====== Dataset records ======

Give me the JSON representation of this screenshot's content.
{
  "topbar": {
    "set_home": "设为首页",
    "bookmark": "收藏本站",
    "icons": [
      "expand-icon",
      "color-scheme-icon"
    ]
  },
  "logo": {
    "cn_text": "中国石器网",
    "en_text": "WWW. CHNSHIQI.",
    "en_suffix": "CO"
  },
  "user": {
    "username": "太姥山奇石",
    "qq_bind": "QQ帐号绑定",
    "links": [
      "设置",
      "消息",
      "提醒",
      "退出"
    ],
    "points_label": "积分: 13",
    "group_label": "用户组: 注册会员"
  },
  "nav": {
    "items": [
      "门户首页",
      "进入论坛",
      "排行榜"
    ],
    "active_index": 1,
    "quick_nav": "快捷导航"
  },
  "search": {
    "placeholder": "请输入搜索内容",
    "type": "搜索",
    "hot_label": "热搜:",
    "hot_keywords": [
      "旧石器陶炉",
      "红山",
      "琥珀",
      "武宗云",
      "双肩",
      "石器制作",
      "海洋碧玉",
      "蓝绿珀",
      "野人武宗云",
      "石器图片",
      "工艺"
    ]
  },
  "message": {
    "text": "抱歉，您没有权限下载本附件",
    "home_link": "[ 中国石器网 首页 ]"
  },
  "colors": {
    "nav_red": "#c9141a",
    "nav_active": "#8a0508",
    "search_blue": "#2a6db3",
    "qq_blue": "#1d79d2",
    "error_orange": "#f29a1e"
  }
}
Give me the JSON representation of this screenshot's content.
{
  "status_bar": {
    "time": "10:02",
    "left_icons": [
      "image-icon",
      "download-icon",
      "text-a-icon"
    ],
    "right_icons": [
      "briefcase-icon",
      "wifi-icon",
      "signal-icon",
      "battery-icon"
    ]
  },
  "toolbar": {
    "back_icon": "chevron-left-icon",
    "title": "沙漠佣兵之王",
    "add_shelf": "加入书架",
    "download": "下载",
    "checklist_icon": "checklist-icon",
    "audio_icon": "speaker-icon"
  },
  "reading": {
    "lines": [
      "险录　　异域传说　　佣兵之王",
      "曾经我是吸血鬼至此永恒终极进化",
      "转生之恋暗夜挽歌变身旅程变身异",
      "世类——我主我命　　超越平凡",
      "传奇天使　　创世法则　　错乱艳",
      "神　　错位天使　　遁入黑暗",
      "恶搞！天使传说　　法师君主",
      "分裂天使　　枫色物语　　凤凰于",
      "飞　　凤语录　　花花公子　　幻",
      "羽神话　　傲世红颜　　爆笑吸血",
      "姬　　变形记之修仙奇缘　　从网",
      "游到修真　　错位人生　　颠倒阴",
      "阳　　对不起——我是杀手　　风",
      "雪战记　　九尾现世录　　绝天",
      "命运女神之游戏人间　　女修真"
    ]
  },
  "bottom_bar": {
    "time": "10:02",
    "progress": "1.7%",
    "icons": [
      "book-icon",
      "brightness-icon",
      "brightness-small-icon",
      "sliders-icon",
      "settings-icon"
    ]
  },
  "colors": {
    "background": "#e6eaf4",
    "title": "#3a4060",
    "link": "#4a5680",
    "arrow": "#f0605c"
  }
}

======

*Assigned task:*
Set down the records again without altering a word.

*Exercise answer:*
Give me the JSON representation of this screenshot's content.
{
  "topbar": {
    "set_home": "设为首页",
    "bookmark": "收藏本站",
    "icons": [
      "expand-icon",
      "color-scheme-icon"
    ]
  },
  "logo": {
    "cn_text": "中国石器网",
    "en_text": "WWW. CHNSHIQI.",
    "en_suffix": "CO"
  },
  "user": {
    "username": "太姥山奇石",
    "qq_bind": "QQ帐号绑定",
    "links": [
      "设置",
      "消息",
      "提醒",
      "退出"
    ],
    "points_label": "积分: 13",
    "group_label": "用户组: 注册会员"
  },
  "nav": {
    "items": [
      "门户首页",
      "进入论坛",
      "排行榜"
    ],
    "active_index": 1,
    "quick_nav": "快捷导航"
  },
  "search": {
    "placeholder": "请输入搜索内容",
    "type": "搜索",
    "hot_label": "热搜:",
    "hot_keywords": [
      "旧石器陶炉",
      "红山",
      "琥珀",
      "武宗云",
      "双肩",
      "石器制作",
      "海洋碧玉",
      "蓝绿珀",
      "野人武宗云",
      "石器图片",
      "工艺"
    ]
  },
  "message": {
    "text": "抱歉，您没有权限下载本附件",
    "home_link": "[ 中国石器网 首页 ]"
  },
  "colors": {
    "nav_red": "#c9141a",
    "nav_active": "#8a0508",
    "search_blue": "#2a6db3",
    "qq_blue": "#1d79d2",
    "error_orange": "#f29a1e"
  }
}
Give me the JSON representation of this screenshot's content.
{
  "status_bar": {
    "time": "10:02",
    "left_icons": [
      "image-icon",
      "download-icon",
      "text-a-icon"
    ],
    "right_icons": [
      "briefcase-icon",
      "wifi-icon",
      "signal-icon",
      "battery-icon"
    ]
  },
  "toolbar": {
    "back_icon": "chevron-left-icon",
    "title": "沙漠佣兵之王",
    "add_shelf": "加入书架",
    "download": "下载",
    "checklist_icon": "checklist-icon",
    "audio_icon": "speaker-icon"
  },
  "reading": {
    "lines": [
      "险录　　异域传说　　佣兵之王",
      "曾经我是吸血鬼至此永恒终极进化",
      "转生之恋暗夜挽歌变身旅程变身异",
      "世类——我主我命　　超越平凡",
      "传奇天使　　创世法则　　错乱艳",
      "神　　错位天使　　遁入黑暗",
      "恶搞！天使传说　　法师君主",
      "分裂天使　　枫色物语　　凤凰于",
      "飞　　凤语录　　花花公子　　幻",
      "羽神话　　傲世红颜　　爆笑吸血",
      "姬　　变形记之修仙奇缘　　从网",
      "游到修真　　错位人生　　颠倒阴",
      "阳　　对不起——我是杀手　　风",
      "雪战记　　九尾现世录　　绝天",
      "命运女神之游戏人间　　女修真"
    ]
  },
  "bottom_bar": {
    "time": "10:02",
    "progress": "1.7%",
    "icons": [
      "book-icon",
      "brightness-icon",
      "brightness-small-icon",
      "sliders-icon",
      "settings-icon"
    ]
  },
  "colors": {
    "background": "#e6eaf4",
    "title": "#3a4060",
    "link": "#4a5680",
    "arrow": "#f0605c"
  }
}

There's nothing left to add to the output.